▶ [WORK INSTRUCTIONS]: Each entry needs to be restated exactly as written.

▶ [RECORD EXCERPTS]:

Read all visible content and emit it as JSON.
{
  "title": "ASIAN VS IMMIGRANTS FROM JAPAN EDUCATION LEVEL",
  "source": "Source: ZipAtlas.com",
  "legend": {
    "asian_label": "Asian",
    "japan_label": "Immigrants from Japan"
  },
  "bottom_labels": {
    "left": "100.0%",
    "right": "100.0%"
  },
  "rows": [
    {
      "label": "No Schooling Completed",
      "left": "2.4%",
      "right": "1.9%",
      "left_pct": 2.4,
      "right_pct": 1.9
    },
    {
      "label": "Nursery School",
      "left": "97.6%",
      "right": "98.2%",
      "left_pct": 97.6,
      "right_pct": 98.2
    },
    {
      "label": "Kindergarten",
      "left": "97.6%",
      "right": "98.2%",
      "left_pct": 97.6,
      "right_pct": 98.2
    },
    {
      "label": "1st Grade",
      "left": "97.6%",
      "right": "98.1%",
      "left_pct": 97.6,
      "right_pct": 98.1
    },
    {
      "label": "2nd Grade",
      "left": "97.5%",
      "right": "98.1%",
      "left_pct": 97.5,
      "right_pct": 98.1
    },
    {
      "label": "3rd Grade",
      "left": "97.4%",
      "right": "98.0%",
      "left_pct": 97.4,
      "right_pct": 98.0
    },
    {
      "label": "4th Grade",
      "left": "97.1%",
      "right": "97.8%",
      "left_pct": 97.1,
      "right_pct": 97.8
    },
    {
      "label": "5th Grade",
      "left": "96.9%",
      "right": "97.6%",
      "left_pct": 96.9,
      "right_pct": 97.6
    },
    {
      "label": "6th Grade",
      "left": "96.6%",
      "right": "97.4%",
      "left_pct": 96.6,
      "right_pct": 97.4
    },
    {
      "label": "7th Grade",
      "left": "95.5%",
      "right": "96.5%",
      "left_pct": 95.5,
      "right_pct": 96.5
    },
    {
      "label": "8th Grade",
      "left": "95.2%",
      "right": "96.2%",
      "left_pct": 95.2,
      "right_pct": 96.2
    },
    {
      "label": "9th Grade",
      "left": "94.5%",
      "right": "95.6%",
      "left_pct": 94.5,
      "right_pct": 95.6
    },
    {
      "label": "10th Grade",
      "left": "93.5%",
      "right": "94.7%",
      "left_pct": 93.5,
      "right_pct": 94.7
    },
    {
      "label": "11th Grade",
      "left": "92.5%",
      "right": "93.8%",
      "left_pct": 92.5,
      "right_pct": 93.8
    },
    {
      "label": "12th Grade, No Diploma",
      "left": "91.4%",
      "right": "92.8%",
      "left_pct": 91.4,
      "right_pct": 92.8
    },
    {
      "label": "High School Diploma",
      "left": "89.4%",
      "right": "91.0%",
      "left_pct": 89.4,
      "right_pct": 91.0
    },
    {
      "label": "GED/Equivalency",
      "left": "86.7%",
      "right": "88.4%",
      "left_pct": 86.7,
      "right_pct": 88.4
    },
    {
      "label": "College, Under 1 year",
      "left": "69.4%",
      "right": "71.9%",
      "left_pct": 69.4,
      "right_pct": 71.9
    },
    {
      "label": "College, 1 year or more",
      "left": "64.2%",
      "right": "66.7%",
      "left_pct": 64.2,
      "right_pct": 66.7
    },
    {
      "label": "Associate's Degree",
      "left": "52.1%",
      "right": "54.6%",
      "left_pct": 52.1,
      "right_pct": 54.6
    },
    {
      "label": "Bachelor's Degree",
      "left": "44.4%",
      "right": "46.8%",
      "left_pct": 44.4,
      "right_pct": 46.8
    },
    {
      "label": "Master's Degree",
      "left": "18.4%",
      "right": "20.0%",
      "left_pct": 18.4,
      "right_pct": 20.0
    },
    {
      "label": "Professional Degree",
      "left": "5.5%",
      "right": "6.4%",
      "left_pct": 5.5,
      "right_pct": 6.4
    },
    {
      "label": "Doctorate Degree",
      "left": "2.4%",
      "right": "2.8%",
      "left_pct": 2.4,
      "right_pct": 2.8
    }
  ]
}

▶ [TASK SOLUTION]:
Read all visible content and emit it as JSON.
{
  "title": "ASIAN VS IMMIGRANTS FROM JAPAN EDUCATION LEVEL",
  "source": "Source: ZipAtlas.com",
  "legend": {
    "asian_label": "Asian",
    "japan_label": "Immigrants from Japan"
  },
  "bottom_labels": {
    "left": "100.0%",
    "right": "100.0%"
  },
  "rows": [
    {
      "label": "No Schooling Completed",
      "left": "2.4%",
      "right": "1.9%",
      "left_pct": 2.4,
      "right_pct": 1.9
    },
    {
      "label": "Nursery School",
      "left": "97.6%",
      "right": "98.2%",
      "left_pct": 97.6,
      "right_pct": 98.2
    },
    {
      "label": "Kindergarten",
      "left": "97.6%",
      "right": "98.2%",
      "left_pct": 97.6,
      "right_pct": 98.2
    },
    {
      "label": "1st Grade",
      "left": "97.6%",
      "right": "98.1%",
      "left_pct": 97.6,
      "right_pct": 98.1
    },
    {
      "label": "2nd Grade",
      "left": "97.5%",
      "right": "98.1%",
      "left_pct": 97.5,
      "right_pct": 98.1
    },
    {
      "label": "3rd Grade",
      "left": "97.4%",
      "right": "98.0%",
      "left_pct": 97.4,
      "right_pct": 98.0
    },
    {
      "label": "4th Grade",
      "left": "97.1%",
      "right": "97.8%",
      "left_pct": 97.1,
      "right_pct": 97.8
    },
    {
      "label": "5th Grade",
      "left": "96.9%",
      "right": "97.6%",
      "left_pct": 96.9,
      "right_pct": 97.6
    },
    {
      "label": "6th Grade",
      "left": "96.6%",
      "right": "97.4%",
      "left_pct": 96.6,
      "right_pct": 97.4
    },
    {
      "label": "7th Grade",
      "left": "95.5%",
      "right": "96.5%",
      "left_pct": 95.5,
      "right_pct": 96.5
    },
    {
      "label": "8th Grade",
      "left": "95.2%",
      "right": "96.2%",
      "left_pct": 95.2,
      "right_pct": 96.2
    },
    {
      "label": "9th Grade",
      "left": "94.5%",
      "right": "95.6%",
      "left_pct": 94.5,
      "right_pct": 95.6
    },
    {
      "label": "10th Grade",
      "left": "93.5%",
      "right": "94.7%",
      "left_pct": 93.5,
      "right_pct": 94.7
    },
    {
      "label": "11th Grade",
      "left": "92.5%",
      "right": "93.8%",
      "left_pct": 92.5,
      "right_pct": 93.8
    },
    {
      "label": "12th Grade, No Diploma",
      "left": "91.4%",
      "right": "92.8%",
      "left_pct": 91.4,
      "right_pct": 92.8
    },
    {
      "label": "High School Diploma",
      "left": "89.4%",
      "right": "91.0%",
      "left_pct": 89.4,
      "right_pct": 91.0
    },
    {
      "label": "GED/Equivalency",
      "left": "86.7%",
      "right": "88.4%",
      "left_pct": 86.7,
      "right_pct": 88.4
    },
    {
      "label": "College, Under 1 year",
      "left": "69.4%",
      "right": "71.9%",
      "left_pct": 69.4,
      "right_pct": 71.9
    },
    {
      "label": "College, 1 year or more",
      "left": "64.2%",
      "right": "66.7%",
      "left_pct": 64.2,
      "right_pct": 66.7
    },
    {
      "label": "Associate's Degree",
      "left": "52.1%",
      "right": "54.6%",
      "left_pct": 52.1,
      "right_pct": 54.6
    },
    {
      "label": "Bachelor's Degree",
      "left": "44.4%",
      "right": "46.8%",
      "left_pct": 44.4,
      "right_pct": 46.8
    },
    {
      "label": "Master's Degree",
      "left": "18.4%",
      "right": "20.0%",
      "left_pct": 18.4,
      "right_pct": 20.0
    },
    {
      "label": "Professional Degree",
      "left": "5.5%",
      "right": "6.4%",
      "left_pct": 5.5,
      "right_pct": 6.4
    },
    {
      "label": "Doctorate Degree",
      "left": "2.4%",
      "right": "2.8%",
      "left_pct": 2.4,
      "right_pct": 2.8
    }
  ]
}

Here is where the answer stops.